The celebrated best-selling writer — and prominent Catholic — has died:
Mary Higgins Clark, a fixture on best-seller lists for decades whose more than 50 novels earned her the sobriquet Queen of Suspense, died Friday in Naples, Fla. She was 92, and had homes in Saddle River, N.J., Manhattan and Cape Cod.
Her death was confirmed by her daughter Carol Higgins Clark, also a mystery novelist.
Mary Higgins Clark, whose books sold more than 100 million copies in the United States alone, was still writing until recently, her daughter said, and had a book published in November.
Legions of readers were addicted to her page-turners, which popped up on the market one after another. She wanted to create stories that would make a reader say: “This could be me. That could be my daughter. This could happen to us,” she told Marilyn Stasio in a 1997 interview in The New York Times.
Ms. Higgins Clark’s heroes are most often female, her villains, male, and she said repeatedly that she wrote about “nice people whose lives are invaded.”
Ms. Stasio wrote that “Mary Higgins Clark writes to a simple formula that entails putting a woman in peril and letting her figure her own way out.” Though that formula is “repetitive and predictable,” she wrote, “it always works because Ms. Clark is a natural-born storyteller.”
It certainly worked for fans. Masses of followers flocked to her Facebook page and showered her with praise and questions, and she kept them informed about her projects.
In her memoir, “Kitchen Privileges” (2002), Ms. Higgins Clark described herself as “aching, yearning, burning” to write, certain that she would succeed but needing guidance. Eventually, she found it in a writing class at New York University. The professor suggested his students seize upon a situation they had experienced or read about and begin by asking the questions “Suppose … ?” and “What if … ?” It is a recipe Ms. Higgins Clark said she stuck to, with the addition of the question “Why?”
Last year, CNS took note of the distinctive strain of Catholicism in her writing:
A key element in most of Higgins Clark’s work is the presence of a strong, courageous – and Catholic – heroine who, while often accomplished and living the good life, triumphs over violence, intrigue and adversity to make things right in the end.
The appearance of priests, churches and Catholic schools is no accident in the Higgins Clark canon.
“My novels almost always have at the core of the story a strong young woman who is Catholic,” Higgins Clark said. “Her faith will help her persevere. In The Shadow of Your Smile and The Lost Years, Catholicism was a central element of the story versus the background of the central character.”
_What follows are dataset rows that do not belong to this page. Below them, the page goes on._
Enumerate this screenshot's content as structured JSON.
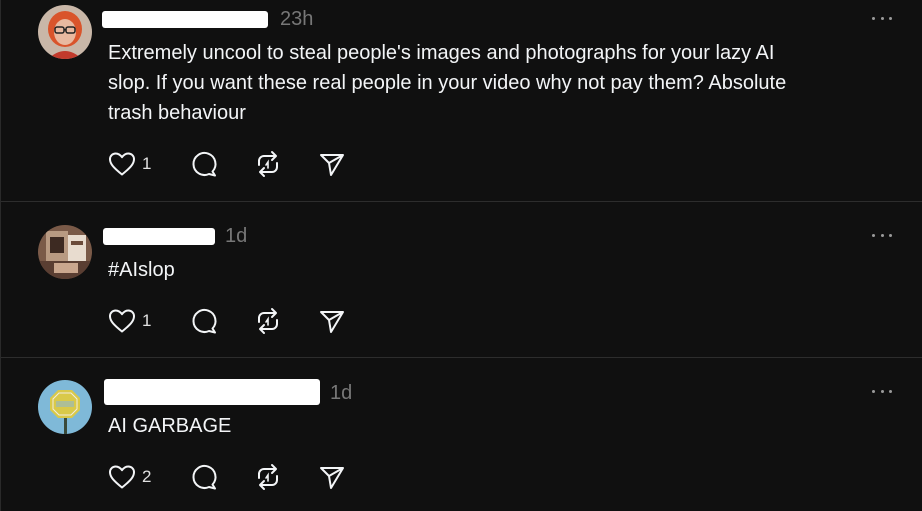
{
  "posts": [
    {
      "timestamp": "23h",
      "text": "Extremely uncool to steal people's images and photographs for your lazy AI\nslop. If you want these real people in your video why not pay them? Absolute\ntrash behaviour",
      "like_count": "1",
      "avatar_colors": {
        "bg": "#c9b7a8",
        "hair": "#d9542b",
        "skin": "#e8b9a0",
        "shirt": "#c23a2c"
      }
    },
    {
      "timestamp": "1d",
      "text": "#AIslop",
      "like_count": "1",
      "avatar_colors": {
        "bg": "#7a5a48",
        "accent": "#e8dccf",
        "shade": "#3d2a22"
      }
    },
    {
      "timestamp": "1d",
      "text": "AI GARBAGE",
      "like_count": "2",
      "avatar_colors": {
        "bg": "#7fb9d8",
        "sign": "#d9c94a",
        "pole": "#3a4a3a"
      }
    }
  ],
  "icons": {
    "like": "heart-icon",
    "reply": "comment-icon",
    "repost": "repost-icon",
    "share": "send-icon",
    "more": "more-options-icon"
  },
  "colors": {
    "background": "#101010",
    "text": "#f3f5f7",
    "muted": "#777777",
    "divider": "#2d2d2d"
  }
}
But does this make Higgins Clark a “Catholic writer” or a writer who happens to be Catholic?
“I’m a writer who happens to be Catholic,” she said. “It’s no surprise that the Catholic faith, which has played a large role in my life, will be a key influence on my characters.”
…It’s little wonder the positive experience of the writer’s Catholic faith is clearly expressed in her large body of work. The main characters are courageous and upright, the church is portrayed as a place of comfort, inspiration and refuge, and nary a profane word is ever heard in the dialogue. The happy endings that characterize the vast majority of Higgins Clark’s stories are justified by the author’s basic sense of justice and goodness prevailing over evil.
Eternal rest grant unto her, O Lord, and let perpetual light shine upon her…